Only you can decide what this amount will be, but consider some of the following: don’t drastically change what your spending trends have been all at once (otherwise you’ll want to give up!), withdraw your “stuff” budget in cash to give a clear visual of how much you really have to spend, and show yourself (and your spouse) grace by being willing to be flexible until you have reached a workable budget.
We have a weekly “stuff” budget and shop once a week. We shop as a family which results in a level of accountability and makes for great tantrums…I mean…teachable moments? Weekly shopping requires a smaller list and makes surviving the next 7 days less daunting than surviving a whole month with the contents of our shopping cart.
3. Make lists!!! And more lists!!!
- Everyday List: This is a vague list of food/household items your family needs and likes on a weekly basis. It helps you focus on things you have to buy. It basically defines the “stuff” budget a little further. Here is an example of an everyday list from our home.
- Sandwich Stuff
- Pantry Items
- Paper & Food storage products
- (Notice that I don’t include DVD rentals, toys, books, etc. because we have allowances that we use for such purchases. Your family may do it differently.)
- Best Price List: This is an ongoing list that should accompany you to the store. This list is a compilation of prices of the items you regularly purchase in order to help you compare prices while you are out shopping. Stay tuned for a complete blog about creating your own glorious Best Price List!
- “Such A Good Deal” List: Who doesn’t love a good deal? The only problem is, good deals can break the bank when they are not needed or planned for. It can be easy to justify a purchase because it was “such a good deal,” but, even though you are saving money on a full-price item, you actually just spent a portion of your already tight budget on something you most likely didn’t even need. Take heart, there is still a way to take advantage of good deals. Plan for them. Make a list of things you’d like your family to have in the upcoming months, but that you don’t necessarily need right now. When you see a good deal on one of the items on this list, check if there is room to manage it in the “stuff” budget or savings account, and then go for it! Here is an example of some things on my “Such A Good Deal” List now that Fall/Winter are approaching:
- Winter tights for the girls
- Hot Cocoa
- Apple Slicer ( I just saw that Aldi has these! Ka-ching!)

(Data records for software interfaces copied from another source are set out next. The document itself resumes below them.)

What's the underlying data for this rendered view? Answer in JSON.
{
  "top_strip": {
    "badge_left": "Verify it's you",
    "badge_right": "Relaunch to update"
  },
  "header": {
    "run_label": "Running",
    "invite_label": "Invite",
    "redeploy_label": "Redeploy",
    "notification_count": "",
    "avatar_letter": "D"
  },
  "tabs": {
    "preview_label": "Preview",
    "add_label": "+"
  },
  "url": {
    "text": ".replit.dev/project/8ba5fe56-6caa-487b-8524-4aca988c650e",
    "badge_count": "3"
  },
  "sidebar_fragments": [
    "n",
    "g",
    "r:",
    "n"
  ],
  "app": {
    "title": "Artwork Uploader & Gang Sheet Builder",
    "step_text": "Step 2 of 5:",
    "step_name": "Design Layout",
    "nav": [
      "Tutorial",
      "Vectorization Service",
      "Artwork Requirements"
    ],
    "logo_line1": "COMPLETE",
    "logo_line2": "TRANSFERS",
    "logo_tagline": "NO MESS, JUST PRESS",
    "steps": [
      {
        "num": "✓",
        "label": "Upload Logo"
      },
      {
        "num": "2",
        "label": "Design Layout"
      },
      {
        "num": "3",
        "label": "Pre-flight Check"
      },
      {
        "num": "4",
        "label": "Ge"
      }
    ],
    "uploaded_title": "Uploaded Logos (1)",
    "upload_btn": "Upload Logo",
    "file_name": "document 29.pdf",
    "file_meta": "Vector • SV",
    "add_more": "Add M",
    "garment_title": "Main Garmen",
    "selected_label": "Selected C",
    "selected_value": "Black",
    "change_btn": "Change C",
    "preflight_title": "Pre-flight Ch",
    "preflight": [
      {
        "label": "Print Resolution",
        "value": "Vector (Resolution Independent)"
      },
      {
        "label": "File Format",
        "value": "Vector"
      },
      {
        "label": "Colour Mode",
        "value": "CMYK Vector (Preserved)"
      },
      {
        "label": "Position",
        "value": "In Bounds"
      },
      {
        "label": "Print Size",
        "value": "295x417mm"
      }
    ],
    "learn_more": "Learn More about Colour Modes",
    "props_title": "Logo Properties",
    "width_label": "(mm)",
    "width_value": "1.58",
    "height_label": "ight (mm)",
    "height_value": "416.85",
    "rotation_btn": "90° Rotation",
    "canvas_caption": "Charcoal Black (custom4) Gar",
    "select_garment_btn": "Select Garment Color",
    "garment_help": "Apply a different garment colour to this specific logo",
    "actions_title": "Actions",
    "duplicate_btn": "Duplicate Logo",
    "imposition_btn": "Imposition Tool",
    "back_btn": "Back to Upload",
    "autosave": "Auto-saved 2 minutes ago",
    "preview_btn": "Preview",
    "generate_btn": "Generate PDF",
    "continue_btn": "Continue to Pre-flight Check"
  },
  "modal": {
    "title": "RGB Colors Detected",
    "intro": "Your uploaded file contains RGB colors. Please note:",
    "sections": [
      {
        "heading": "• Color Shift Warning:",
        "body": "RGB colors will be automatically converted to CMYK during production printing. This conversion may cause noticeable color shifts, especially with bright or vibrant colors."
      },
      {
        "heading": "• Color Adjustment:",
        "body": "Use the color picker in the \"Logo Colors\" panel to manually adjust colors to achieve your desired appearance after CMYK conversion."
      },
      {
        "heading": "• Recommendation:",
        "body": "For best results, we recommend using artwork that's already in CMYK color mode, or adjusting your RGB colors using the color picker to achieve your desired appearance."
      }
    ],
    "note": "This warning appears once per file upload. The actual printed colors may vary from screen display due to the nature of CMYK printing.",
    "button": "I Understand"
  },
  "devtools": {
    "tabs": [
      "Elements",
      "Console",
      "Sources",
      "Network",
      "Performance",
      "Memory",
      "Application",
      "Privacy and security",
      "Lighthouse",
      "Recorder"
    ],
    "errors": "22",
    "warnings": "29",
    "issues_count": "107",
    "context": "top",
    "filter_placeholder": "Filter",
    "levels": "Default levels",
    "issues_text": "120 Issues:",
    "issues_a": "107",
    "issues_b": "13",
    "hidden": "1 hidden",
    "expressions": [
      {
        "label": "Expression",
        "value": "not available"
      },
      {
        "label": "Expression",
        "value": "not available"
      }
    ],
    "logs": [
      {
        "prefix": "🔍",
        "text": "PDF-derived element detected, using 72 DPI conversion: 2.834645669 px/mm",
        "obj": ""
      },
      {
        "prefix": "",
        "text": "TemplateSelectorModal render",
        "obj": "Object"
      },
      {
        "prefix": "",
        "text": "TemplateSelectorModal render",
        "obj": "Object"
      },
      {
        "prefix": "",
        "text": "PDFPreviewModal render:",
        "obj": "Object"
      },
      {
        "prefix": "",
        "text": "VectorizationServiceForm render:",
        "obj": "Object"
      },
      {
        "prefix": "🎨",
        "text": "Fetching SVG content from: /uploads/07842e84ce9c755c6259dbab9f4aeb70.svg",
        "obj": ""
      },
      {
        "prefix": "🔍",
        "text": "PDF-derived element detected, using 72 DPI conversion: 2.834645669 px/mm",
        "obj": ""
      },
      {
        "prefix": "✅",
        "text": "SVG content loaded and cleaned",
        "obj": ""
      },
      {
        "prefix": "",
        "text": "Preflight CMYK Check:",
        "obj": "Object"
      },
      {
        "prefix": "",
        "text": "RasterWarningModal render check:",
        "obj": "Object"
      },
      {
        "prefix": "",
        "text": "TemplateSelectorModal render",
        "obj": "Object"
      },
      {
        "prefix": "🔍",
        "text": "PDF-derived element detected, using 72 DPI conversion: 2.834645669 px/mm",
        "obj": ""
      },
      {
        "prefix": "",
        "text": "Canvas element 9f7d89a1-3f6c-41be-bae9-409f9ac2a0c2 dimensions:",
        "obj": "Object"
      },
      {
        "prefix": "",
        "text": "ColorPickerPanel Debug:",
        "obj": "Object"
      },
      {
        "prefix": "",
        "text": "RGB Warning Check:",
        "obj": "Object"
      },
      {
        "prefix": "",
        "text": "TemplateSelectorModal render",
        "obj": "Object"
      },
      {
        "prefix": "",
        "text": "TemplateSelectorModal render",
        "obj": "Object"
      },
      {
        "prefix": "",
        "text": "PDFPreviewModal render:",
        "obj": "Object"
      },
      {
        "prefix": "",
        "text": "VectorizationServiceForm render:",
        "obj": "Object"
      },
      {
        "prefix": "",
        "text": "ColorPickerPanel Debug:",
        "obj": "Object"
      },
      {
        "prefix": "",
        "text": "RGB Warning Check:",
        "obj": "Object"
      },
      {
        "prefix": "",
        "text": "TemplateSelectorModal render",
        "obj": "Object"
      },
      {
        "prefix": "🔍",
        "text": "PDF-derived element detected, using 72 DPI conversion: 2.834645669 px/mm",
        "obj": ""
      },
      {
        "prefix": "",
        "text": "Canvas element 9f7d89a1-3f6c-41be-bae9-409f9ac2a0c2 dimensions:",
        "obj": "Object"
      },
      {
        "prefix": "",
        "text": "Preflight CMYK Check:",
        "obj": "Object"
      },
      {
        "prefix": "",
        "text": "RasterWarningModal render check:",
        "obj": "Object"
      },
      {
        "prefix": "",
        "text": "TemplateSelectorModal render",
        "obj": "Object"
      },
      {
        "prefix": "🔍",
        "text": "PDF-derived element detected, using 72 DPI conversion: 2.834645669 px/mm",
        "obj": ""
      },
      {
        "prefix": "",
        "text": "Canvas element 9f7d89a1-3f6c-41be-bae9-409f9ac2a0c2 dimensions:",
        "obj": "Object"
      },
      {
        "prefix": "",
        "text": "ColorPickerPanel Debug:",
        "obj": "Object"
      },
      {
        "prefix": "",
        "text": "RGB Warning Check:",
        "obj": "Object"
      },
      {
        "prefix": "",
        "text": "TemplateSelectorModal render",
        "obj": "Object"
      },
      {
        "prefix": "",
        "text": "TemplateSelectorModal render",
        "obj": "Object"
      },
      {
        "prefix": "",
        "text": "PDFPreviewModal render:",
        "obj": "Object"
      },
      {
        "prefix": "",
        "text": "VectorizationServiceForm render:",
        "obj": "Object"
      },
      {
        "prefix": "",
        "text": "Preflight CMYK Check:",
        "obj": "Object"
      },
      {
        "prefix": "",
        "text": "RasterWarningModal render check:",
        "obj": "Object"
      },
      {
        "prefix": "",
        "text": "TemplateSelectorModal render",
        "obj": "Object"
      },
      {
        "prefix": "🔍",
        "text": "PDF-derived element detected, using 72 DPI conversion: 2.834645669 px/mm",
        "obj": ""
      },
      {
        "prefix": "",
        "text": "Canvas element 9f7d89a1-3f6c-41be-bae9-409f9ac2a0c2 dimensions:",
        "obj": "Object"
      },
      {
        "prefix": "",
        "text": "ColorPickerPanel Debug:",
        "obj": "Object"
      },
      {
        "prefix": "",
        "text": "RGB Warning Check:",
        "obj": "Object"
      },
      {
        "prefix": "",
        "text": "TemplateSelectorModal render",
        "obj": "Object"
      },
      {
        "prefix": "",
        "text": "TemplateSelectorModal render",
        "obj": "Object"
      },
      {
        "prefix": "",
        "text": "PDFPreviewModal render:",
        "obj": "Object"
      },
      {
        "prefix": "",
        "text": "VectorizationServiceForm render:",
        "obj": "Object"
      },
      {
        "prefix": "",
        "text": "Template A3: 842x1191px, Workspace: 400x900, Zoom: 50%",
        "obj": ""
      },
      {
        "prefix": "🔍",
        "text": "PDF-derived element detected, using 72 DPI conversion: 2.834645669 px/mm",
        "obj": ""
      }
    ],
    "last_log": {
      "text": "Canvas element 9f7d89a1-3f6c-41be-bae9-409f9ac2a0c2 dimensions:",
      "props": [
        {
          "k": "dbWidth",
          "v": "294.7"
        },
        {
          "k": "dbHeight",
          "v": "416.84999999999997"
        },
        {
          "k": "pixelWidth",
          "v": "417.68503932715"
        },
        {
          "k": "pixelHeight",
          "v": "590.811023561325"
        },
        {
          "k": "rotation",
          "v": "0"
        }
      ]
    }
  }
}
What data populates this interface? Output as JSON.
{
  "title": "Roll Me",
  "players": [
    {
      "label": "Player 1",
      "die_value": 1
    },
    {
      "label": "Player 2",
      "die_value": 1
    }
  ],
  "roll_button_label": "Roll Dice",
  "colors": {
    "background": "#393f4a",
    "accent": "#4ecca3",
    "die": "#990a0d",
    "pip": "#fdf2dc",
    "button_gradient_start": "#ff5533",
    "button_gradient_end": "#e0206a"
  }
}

- Fun Size CANDY! 🙂
- Kitchen Aid Mixer (This has been on my list for 4 years – no joke – and that’s OK! It will stay on there until the right deal and savings match up. Because, you know, a wooden spoon works for now.)
- The Shopping List: This is the actual grocery/stuff list that specifies what your family needs for the week or month ahead. Another blog post will highlight the details of a stellar grocery list and how a meal plan is so helpful…more to come.
4. Now that you have all these lists, pray.
Pray for the self-control needed to stick to the list. Pray for a heart of contentment when faced with a “good deal.” Pray the same for your children and your spouse. You know your weakness- is it a certain treat, beverage, entertainment, clothes, the dollar section at Target (guilty!!!)? Pray for focus to achieve your goal.
Praise God from whom all blessings flow.
Praise Him for a budget. 🙂